8th August 2013, 01:53 AM
Lead counsel for the petitioners in the election petition case, Mr Philip Addison, in his oral address to the Supreme Court has established that “tolerating cheat and fraud in elections could imply that holding elections itself is not desirable or necessary.”

According to him, the current situation had presented a major challenge to the court since it was supposed to determine one party as valid and the other invalid.

“This court is being asked to perform a judicial function that no other court has been able to do so far in Africa. In Kenya, Zambia, Uganda, and Nigeria etc presidential election petitions have failed in a few instances because of technicalities and numbers to effect the outcome.”

In his opinion, with the facts presented in court throughout the duration of the case, the need for legitimacy to be made to the genuine winner of the recently held presidential elections, was crucial.

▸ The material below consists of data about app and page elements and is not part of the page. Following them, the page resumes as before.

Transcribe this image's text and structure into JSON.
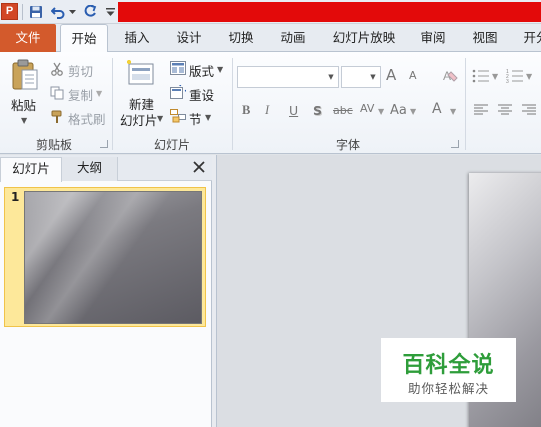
{
  "quick_access": {
    "app_icon_letter": "P",
    "title_bar_color": "#e30a0a"
  },
  "tabs": [
    {
      "label": "文件",
      "active": false
    },
    {
      "label": "开始",
      "active": true
    },
    {
      "label": "插入"
    },
    {
      "label": "设计"
    },
    {
      "label": "切换"
    },
    {
      "label": "动画"
    },
    {
      "label": "幻灯片放映"
    },
    {
      "label": "审阅"
    },
    {
      "label": "视图"
    },
    {
      "label": "开分"
    }
  ],
  "ribbon": {
    "clipboard": {
      "paste": "粘贴",
      "cut": "剪切",
      "copy": "复制",
      "format_painter": "格式刷",
      "group_label": "剪贴板"
    },
    "slides": {
      "new_slide_line1": "新建",
      "new_slide_line2": "幻灯片",
      "layout": "版式",
      "reset": "重设",
      "section": "节",
      "group_label": "幻灯片"
    },
    "font": {
      "group_label": "字体",
      "bold": "B",
      "italic": "I",
      "underline": "U",
      "shadow": "S",
      "strike": "abc",
      "spacing": "AV",
      "case": "Aa",
      "color": "A",
      "grow": "A",
      "shrink": "A"
    }
  },
  "left_panel": {
    "tab_slides": "幻灯片",
    "tab_outline": "大纲",
    "slide_number": "1"
  },
  "watermark": {
    "title": "百科全说",
    "subtitle": "助你轻松解决"
  },
  "colors": {
    "file_tab": "#d35a2c",
    "selection": "#fde89a",
    "watermark_green": "#2e9d3a"
  }
}
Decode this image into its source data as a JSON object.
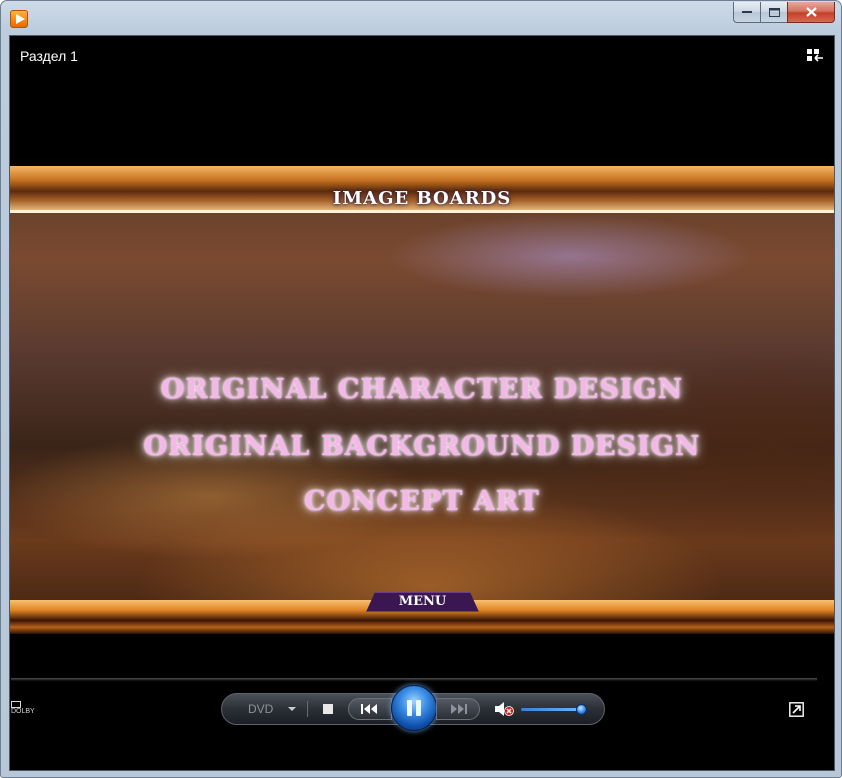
{
  "window": {
    "caption_buttons": [
      "minimize",
      "maximize",
      "close"
    ]
  },
  "header": {
    "chapter": "Раздел 1",
    "switch_icon": "switch-to-library-icon"
  },
  "video": {
    "heading": "IMAGE BOARDS",
    "menu_items": [
      "ORIGINAL CHARACTER DESIGN",
      "ORIGINAL BACKGROUND DESIGN",
      "CONCEPT ART"
    ],
    "menu_tab": "MENU",
    "colors": {
      "menu_text": "#f4b8e8",
      "menu_tab_bg": "#3a1750"
    }
  },
  "controls": {
    "dolby_text": "DOLBY",
    "dvd_label": "DVD",
    "icons": [
      "stop-icon",
      "previous-icon",
      "pause-icon",
      "next-icon",
      "mute-icon",
      "fullscreen-icon"
    ],
    "state": "playing",
    "volume_level": 0.9,
    "muted": true
  }
}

According to him, “If the principles enshrined in our laws especially the constitution are properly observed during a free and fair democratic election, losing candidates and their supporters will surely be satisfied and therefore allow the country to develop peacefully but if a presidential election is won through fraud cheating, and through the flouting of the law and constitution, dissatisfied members and their followers might create instability and disaffection among the population.”

The petitioners — Nana Addo Dankwa Akufo-Addo; his running mate, Dr Mahamadu Bawumia, and the National Chairman of the New Patriotic Party (NPP), Mr Jake Otanka Obetsebi-Lamptey — have alleged gross and widespread irregularities at 10,119 polling stations across the country.

They have argued that Nana Akufo-Addo should have been validly declared President on December 9, 2012 because he obtained 4,0157,12 valid votes, representing 56.85 per cent, while President Mahama benefitted from 2,622,551 votes, representing 41.79 per cent of the valid votes cast in the 2012 election.